Going through the material below, please gather all lines with the word "title" in them.

☆ ☆ ☆

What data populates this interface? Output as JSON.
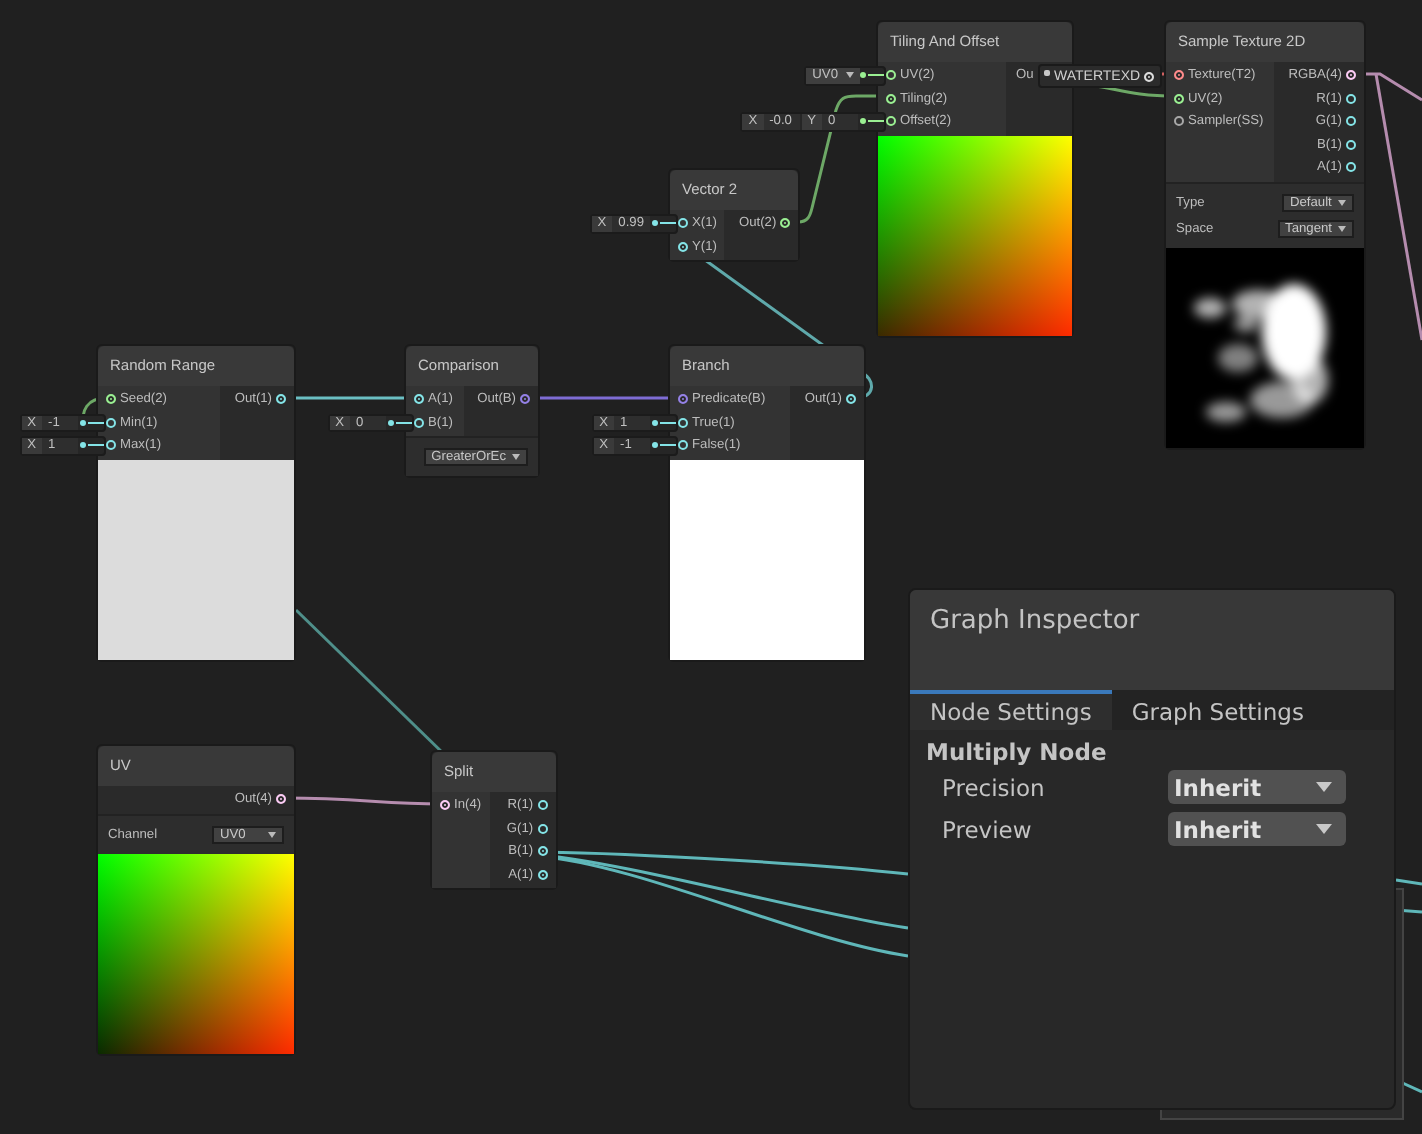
{
  "property_node": {
    "label": "WATERTEXD"
  },
  "nodes": [
    {
      "title": "Tiling And Offset",
      "inputs": [
        {
          "label": "UV(2)",
          "color": "#9aef92",
          "connected": false,
          "control": {
            "kind": "dropdown",
            "value": "UV0"
          }
        },
        {
          "label": "Tiling(2)",
          "color": "#9aef92",
          "connected": true
        },
        {
          "label": "Offset(2)",
          "color": "#9aef92",
          "connected": false,
          "control": {
            "kind": "vector",
            "fields": [
              {
                "axis": "X",
                "value": "-0.0"
              },
              {
                "axis": "Y",
                "value": "0"
              }
            ]
          }
        }
      ],
      "outputs": [
        {
          "label": "Ou"
        }
      ],
      "preview": {
        "kind": "uv-gradient"
      }
    },
    {
      "title": "Sample Texture 2D",
      "inputs": [
        {
          "label": "Texture(T2)",
          "color": "#ff8b8b",
          "connected": true
        },
        {
          "label": "UV(2)",
          "color": "#9aef92",
          "connected": true
        },
        {
          "label": "Sampler(SS)",
          "color": "#a8a8a8",
          "connected": false
        }
      ],
      "outputs": [
        {
          "label": "RGBA(4)",
          "color": "#fbcbf4",
          "connected": true
        },
        {
          "label": "R(1)",
          "color": "#84e4e7",
          "connected": false
        },
        {
          "label": "G(1)",
          "color": "#84e4e7",
          "connected": false
        },
        {
          "label": "B(1)",
          "color": "#84e4e7",
          "connected": false
        },
        {
          "label": "A(1)",
          "color": "#84e4e7",
          "connected": false
        }
      ],
      "settings": [
        {
          "label": "Type",
          "value": "Default"
        },
        {
          "label": "Space",
          "value": "Tangent"
        }
      ],
      "preview": {
        "kind": "picture"
      }
    },
    {
      "title": "Vector 2",
      "inputs": [
        {
          "label": "X(1)",
          "color": "#84e4e7",
          "connected": false,
          "control": {
            "kind": "vector",
            "fields": [
              {
                "axis": "X",
                "value": "0.99"
              }
            ]
          }
        },
        {
          "label": "Y(1)",
          "color": "#84e4e7",
          "connected": true
        }
      ],
      "outputs": [
        {
          "label": "Out(2)",
          "color": "#9aef92",
          "connected": true
        }
      ]
    },
    {
      "title": "Random Range",
      "inputs": [
        {
          "label": "Seed(2)",
          "color": "#9aef92",
          "connected": true
        },
        {
          "label": "Min(1)",
          "color": "#84e4e7",
          "connected": false,
          "control": {
            "kind": "vector",
            "fields": [
              {
                "axis": "X",
                "value": "-1"
              }
            ]
          }
        },
        {
          "label": "Max(1)",
          "color": "#84e4e7",
          "connected": false,
          "control": {
            "kind": "vector",
            "fields": [
              {
                "axis": "X",
                "value": "1"
              }
            ]
          }
        }
      ],
      "outputs": [
        {
          "label": "Out(1)",
          "color": "#84e4e7",
          "connected": true
        }
      ],
      "preview": {
        "kind": "solid",
        "color": "#dcdcdc"
      }
    },
    {
      "title": "Comparison",
      "inputs": [
        {
          "label": "A(1)",
          "color": "#84e4e7",
          "connected": true
        },
        {
          "label": "B(1)",
          "color": "#84e4e7",
          "connected": false,
          "control": {
            "kind": "vector",
            "fields": [
              {
                "axis": "X",
                "value": "0"
              }
            ]
          }
        }
      ],
      "outputs": [
        {
          "label": "Out(B)",
          "color": "#9481e6",
          "connected": true
        }
      ],
      "settings": [
        {
          "value": "GreaterOrEc"
        }
      ]
    },
    {
      "title": "Branch",
      "inputs": [
        {
          "label": "Predicate(B)",
          "color": "#9481e6",
          "connected": true
        },
        {
          "label": "True(1)",
          "color": "#84e4e7",
          "connected": false,
          "control": {
            "kind": "vector",
            "fields": [
              {
                "axis": "X",
                "value": "1"
              }
            ]
          }
        },
        {
          "label": "False(1)",
          "color": "#84e4e7",
          "connected": false,
          "control": {
            "kind": "vector",
            "fields": [
              {
                "axis": "X",
                "value": "-1"
              }
            ]
          }
        }
      ],
      "outputs": [
        {
          "label": "Out(1)",
          "color": "#84e4e7",
          "connected": true
        }
      ],
      "preview": {
        "kind": "solid",
        "color": "#ffffff"
      }
    },
    {
      "title": "UV",
      "outputs": [
        {
          "label": "Out(4)",
          "color": "#fbcbf4",
          "connected": true
        }
      ],
      "settings": [
        {
          "label": "Channel",
          "value": "UV0"
        }
      ],
      "preview": {
        "kind": "uv-gradient"
      }
    },
    {
      "title": "Split",
      "inputs": [
        {
          "label": "In(4)",
          "color": "#fbcbf4",
          "connected": true
        }
      ],
      "outputs": [
        {
          "label": "R(1)",
          "color": "#84e4e7",
          "connected": false
        },
        {
          "label": "G(1)",
          "color": "#84e4e7",
          "connected": false
        },
        {
          "label": "B(1)",
          "color": "#84e4e7",
          "connected": true
        },
        {
          "label": "A(1)",
          "color": "#84e4e7",
          "connected": true
        }
      ]
    }
  ],
  "inspector": {
    "title": "Graph Inspector",
    "tabs": [
      {
        "label": "Node Settings",
        "selected": true
      },
      {
        "label": "Graph Settings",
        "selected": false
      }
    ],
    "section": "Multiply Node",
    "fields": [
      {
        "label": "Precision",
        "value": "Inherit"
      },
      {
        "label": "Preview",
        "value": "Inherit"
      }
    ]
  }
}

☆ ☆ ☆

SOLUTION:
      "title": "Tiling And Offset",
      "title": "Sample Texture 2D",
      "title": "Vector 2",
      "title": "Random Range",
      "title": "Comparison",
      "title": "Branch",
      "title": "UV",
      "title": "Split",
    "title": "Graph Inspector",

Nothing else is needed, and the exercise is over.